(Items from an interface collection)
============================================================
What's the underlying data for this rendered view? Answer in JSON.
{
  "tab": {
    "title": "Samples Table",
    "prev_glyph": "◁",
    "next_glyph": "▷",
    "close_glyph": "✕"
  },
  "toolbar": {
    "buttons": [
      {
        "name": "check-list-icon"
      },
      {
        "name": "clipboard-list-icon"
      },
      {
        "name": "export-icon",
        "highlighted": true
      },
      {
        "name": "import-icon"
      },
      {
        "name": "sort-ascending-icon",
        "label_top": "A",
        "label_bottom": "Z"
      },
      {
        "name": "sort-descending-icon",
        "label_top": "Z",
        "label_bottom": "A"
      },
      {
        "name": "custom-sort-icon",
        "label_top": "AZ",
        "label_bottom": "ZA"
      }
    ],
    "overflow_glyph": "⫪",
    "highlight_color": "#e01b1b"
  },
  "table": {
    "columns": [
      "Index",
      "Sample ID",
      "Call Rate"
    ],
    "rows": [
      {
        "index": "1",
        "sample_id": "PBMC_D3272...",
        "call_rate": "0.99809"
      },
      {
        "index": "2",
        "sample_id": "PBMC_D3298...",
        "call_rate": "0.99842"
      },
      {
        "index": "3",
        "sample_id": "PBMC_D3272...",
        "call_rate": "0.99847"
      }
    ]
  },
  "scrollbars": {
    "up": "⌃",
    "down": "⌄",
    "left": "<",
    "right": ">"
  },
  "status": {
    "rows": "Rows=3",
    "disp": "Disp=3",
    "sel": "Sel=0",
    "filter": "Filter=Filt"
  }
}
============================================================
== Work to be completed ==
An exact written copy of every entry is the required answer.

== Task result ==
What's the underlying data for this rendered view? Answer in JSON.
{
  "tab": {
    "title": "Samples Table",
    "prev_glyph": "◁",
    "next_glyph": "▷",
    "close_glyph": "✕"
  },
  "toolbar": {
    "buttons": [
      {
        "name": "check-list-icon"
      },
      {
        "name": "clipboard-list-icon"
      },
      {
        "name": "export-icon",
        "highlighted": true
      },
      {
        "name": "import-icon"
      },
      {
        "name": "sort-ascending-icon",
        "label_top": "A",
        "label_bottom": "Z"
      },
      {
        "name": "sort-descending-icon",
        "label_top": "Z",
        "label_bottom": "A"
      },
      {
        "name": "custom-sort-icon",
        "label_top": "AZ",
        "label_bottom": "ZA"
      }
    ],
    "overflow_glyph": "⫪",
    "highlight_color": "#e01b1b"
  },
  "table": {
    "columns": [
      "Index",
      "Sample ID",
      "Call Rate"
    ],
    "rows": [
      {
        "index": "1",
        "sample_id": "PBMC_D3272...",
        "call_rate": "0.99809"
      },
      {
        "index": "2",
        "sample_id": "PBMC_D3298...",
        "call_rate": "0.99842"
      },
      {
        "index": "3",
        "sample_id": "PBMC_D3272...",
        "call_rate": "0.99847"
      }
    ]
  },
  "scrollbars": {
    "up": "⌃",
    "down": "⌄",
    "left": "<",
    "right": ">"
  },
  "status": {
    "rows": "Rows=3",
    "disp": "Disp=3",
    "sel": "Sel=0",
    "filter": "Filter=Filt"
  }
}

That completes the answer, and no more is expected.